INSTRUCTIONS FOR THE TASK
Below are some records. Count the lines with "Failed" in them and give nothing but the total.

PROVIDED INFORMATION Block Start

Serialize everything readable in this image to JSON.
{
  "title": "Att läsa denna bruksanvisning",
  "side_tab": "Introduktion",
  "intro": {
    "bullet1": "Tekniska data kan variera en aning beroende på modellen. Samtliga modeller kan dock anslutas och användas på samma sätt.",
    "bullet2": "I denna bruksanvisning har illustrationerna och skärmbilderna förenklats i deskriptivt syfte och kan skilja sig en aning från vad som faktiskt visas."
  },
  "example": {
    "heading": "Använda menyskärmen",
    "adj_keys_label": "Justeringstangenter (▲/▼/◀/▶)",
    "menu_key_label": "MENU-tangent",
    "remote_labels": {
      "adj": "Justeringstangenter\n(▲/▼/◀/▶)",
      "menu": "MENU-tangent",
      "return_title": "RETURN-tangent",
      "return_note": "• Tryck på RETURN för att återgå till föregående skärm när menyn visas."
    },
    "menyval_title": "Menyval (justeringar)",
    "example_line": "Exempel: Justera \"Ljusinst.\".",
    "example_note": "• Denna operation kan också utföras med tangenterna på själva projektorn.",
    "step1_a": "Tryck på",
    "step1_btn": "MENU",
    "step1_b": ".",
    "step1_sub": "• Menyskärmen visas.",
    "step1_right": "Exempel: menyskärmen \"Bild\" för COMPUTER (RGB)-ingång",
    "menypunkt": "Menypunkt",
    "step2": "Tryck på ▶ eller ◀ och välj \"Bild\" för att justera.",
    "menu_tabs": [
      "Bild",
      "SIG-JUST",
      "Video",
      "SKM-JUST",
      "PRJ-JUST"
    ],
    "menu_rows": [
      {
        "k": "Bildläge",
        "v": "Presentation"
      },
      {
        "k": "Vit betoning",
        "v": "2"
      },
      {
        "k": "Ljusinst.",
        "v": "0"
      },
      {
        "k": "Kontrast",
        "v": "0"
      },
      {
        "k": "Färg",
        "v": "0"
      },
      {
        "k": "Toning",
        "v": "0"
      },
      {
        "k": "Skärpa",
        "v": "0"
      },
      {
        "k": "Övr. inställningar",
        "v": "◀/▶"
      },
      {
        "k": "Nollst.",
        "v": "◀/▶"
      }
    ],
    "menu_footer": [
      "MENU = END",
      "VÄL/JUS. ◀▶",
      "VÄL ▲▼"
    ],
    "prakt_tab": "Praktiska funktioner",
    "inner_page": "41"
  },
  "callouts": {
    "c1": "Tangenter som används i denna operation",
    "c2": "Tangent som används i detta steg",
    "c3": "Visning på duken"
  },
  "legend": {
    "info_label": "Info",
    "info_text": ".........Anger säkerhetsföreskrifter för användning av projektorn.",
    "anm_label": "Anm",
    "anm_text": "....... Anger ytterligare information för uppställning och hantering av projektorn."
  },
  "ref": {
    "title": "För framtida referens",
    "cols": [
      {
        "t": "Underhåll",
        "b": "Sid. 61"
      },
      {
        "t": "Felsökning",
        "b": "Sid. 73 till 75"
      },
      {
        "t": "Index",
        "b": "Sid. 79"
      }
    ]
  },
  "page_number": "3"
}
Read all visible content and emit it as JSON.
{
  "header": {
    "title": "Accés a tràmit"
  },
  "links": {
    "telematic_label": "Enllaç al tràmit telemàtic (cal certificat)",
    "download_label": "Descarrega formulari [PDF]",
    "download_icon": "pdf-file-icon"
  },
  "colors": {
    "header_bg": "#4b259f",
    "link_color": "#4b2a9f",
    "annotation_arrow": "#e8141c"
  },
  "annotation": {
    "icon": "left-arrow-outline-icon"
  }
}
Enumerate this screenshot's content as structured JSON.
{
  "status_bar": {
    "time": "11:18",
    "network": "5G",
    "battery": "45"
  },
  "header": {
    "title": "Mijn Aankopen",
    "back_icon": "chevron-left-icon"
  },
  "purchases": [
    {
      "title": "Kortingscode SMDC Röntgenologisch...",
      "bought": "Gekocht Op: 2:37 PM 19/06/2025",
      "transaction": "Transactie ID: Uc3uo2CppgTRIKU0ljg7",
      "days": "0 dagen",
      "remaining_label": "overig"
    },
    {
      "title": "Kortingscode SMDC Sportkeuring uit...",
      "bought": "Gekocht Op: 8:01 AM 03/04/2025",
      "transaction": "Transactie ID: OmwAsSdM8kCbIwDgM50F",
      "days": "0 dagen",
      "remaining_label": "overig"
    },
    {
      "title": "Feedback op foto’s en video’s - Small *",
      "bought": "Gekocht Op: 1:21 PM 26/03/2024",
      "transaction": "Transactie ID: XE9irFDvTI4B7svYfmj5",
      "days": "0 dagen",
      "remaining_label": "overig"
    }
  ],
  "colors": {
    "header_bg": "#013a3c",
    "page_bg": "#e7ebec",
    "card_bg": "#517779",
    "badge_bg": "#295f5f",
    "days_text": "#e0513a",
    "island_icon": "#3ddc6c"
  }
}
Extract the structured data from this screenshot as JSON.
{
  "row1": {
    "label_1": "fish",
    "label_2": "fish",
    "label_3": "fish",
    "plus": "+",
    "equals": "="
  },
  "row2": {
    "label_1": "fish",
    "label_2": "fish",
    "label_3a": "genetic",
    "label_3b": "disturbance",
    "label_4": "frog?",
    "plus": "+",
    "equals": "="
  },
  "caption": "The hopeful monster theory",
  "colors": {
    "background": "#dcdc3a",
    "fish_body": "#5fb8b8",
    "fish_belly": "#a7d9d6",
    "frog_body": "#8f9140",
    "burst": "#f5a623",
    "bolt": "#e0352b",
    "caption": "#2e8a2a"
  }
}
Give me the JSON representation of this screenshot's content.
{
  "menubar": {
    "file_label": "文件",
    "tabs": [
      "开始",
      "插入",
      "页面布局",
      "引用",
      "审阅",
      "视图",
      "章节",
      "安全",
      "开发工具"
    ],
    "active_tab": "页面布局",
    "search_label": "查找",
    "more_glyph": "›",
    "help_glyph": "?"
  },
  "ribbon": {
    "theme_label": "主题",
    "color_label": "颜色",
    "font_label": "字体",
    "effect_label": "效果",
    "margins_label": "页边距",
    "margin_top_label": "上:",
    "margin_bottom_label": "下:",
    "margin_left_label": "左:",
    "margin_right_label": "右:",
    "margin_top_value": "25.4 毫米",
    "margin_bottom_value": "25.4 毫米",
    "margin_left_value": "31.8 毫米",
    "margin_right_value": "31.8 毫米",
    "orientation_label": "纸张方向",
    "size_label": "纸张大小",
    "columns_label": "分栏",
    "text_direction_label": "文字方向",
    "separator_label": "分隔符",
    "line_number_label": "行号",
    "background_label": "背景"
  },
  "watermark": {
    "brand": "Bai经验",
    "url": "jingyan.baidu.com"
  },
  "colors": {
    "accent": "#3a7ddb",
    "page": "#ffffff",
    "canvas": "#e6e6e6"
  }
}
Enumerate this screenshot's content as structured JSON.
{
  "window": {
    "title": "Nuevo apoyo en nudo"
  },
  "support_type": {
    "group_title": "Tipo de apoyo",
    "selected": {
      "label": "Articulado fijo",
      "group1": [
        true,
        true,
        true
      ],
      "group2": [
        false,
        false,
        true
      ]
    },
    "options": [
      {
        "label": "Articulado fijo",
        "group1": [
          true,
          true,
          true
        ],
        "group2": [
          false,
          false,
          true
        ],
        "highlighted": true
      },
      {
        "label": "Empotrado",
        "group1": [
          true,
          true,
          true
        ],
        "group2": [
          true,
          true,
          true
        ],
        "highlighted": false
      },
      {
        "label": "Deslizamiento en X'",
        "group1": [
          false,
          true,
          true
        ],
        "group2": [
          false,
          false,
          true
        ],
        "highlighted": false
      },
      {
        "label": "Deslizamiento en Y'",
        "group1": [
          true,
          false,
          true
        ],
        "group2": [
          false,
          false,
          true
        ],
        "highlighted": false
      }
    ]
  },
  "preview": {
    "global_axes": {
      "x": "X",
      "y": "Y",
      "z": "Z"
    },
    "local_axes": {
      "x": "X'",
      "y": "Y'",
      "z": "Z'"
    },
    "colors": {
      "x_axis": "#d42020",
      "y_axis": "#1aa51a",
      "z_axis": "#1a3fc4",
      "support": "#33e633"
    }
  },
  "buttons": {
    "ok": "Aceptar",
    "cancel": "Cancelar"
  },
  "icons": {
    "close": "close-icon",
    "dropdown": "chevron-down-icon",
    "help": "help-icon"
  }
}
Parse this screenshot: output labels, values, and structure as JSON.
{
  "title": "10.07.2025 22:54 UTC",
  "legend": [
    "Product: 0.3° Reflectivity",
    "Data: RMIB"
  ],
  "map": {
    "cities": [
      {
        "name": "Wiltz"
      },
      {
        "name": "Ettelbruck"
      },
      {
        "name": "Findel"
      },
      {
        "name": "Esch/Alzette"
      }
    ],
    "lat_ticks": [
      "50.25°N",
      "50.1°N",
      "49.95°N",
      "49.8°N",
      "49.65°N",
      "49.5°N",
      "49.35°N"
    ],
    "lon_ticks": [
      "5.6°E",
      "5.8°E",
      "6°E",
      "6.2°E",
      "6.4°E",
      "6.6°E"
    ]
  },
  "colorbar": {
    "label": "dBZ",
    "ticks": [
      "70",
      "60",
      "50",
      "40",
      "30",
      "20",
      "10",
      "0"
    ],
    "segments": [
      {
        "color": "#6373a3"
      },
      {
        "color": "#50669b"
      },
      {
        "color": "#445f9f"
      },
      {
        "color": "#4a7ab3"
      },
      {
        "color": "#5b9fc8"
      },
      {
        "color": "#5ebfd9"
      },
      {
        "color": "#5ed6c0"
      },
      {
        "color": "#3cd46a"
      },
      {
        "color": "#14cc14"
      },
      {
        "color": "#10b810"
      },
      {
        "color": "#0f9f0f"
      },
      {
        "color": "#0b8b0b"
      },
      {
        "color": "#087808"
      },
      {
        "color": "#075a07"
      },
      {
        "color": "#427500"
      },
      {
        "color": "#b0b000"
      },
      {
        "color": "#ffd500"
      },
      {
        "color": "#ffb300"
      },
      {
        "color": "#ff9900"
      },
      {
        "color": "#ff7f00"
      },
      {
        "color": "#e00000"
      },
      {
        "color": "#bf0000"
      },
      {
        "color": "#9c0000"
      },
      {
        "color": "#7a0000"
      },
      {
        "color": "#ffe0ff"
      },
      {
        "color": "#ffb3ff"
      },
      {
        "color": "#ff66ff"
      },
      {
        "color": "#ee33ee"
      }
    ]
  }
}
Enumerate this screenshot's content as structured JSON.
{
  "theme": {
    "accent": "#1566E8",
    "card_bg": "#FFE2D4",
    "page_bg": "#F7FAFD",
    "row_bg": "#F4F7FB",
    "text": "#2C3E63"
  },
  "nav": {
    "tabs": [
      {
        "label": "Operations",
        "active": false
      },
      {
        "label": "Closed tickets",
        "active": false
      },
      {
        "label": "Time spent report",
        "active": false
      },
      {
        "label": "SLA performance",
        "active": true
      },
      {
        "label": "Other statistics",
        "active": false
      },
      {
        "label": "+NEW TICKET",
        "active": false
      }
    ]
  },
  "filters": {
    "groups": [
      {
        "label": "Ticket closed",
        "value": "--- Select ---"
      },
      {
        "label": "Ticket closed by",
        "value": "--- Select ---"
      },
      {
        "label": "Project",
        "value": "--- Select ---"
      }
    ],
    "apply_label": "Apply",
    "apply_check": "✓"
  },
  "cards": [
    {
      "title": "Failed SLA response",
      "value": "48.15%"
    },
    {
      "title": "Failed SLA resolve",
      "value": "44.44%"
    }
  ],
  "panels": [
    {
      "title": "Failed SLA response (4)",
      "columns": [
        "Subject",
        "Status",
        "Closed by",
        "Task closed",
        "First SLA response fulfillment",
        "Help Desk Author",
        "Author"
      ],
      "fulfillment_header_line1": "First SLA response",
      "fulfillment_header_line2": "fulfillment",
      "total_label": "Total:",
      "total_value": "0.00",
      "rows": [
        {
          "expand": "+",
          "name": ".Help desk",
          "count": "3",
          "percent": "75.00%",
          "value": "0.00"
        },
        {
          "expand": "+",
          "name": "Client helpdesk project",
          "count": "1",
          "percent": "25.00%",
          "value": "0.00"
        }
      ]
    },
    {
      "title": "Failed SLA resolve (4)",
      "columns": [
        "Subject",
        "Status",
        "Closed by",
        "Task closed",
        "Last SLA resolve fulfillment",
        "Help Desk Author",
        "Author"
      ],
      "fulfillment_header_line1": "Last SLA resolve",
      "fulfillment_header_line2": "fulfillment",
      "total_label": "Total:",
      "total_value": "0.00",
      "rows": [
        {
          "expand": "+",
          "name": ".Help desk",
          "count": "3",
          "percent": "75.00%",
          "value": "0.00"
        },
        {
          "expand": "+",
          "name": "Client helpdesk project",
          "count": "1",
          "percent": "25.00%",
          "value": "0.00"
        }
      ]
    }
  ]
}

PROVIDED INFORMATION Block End

ANSWER AREA
4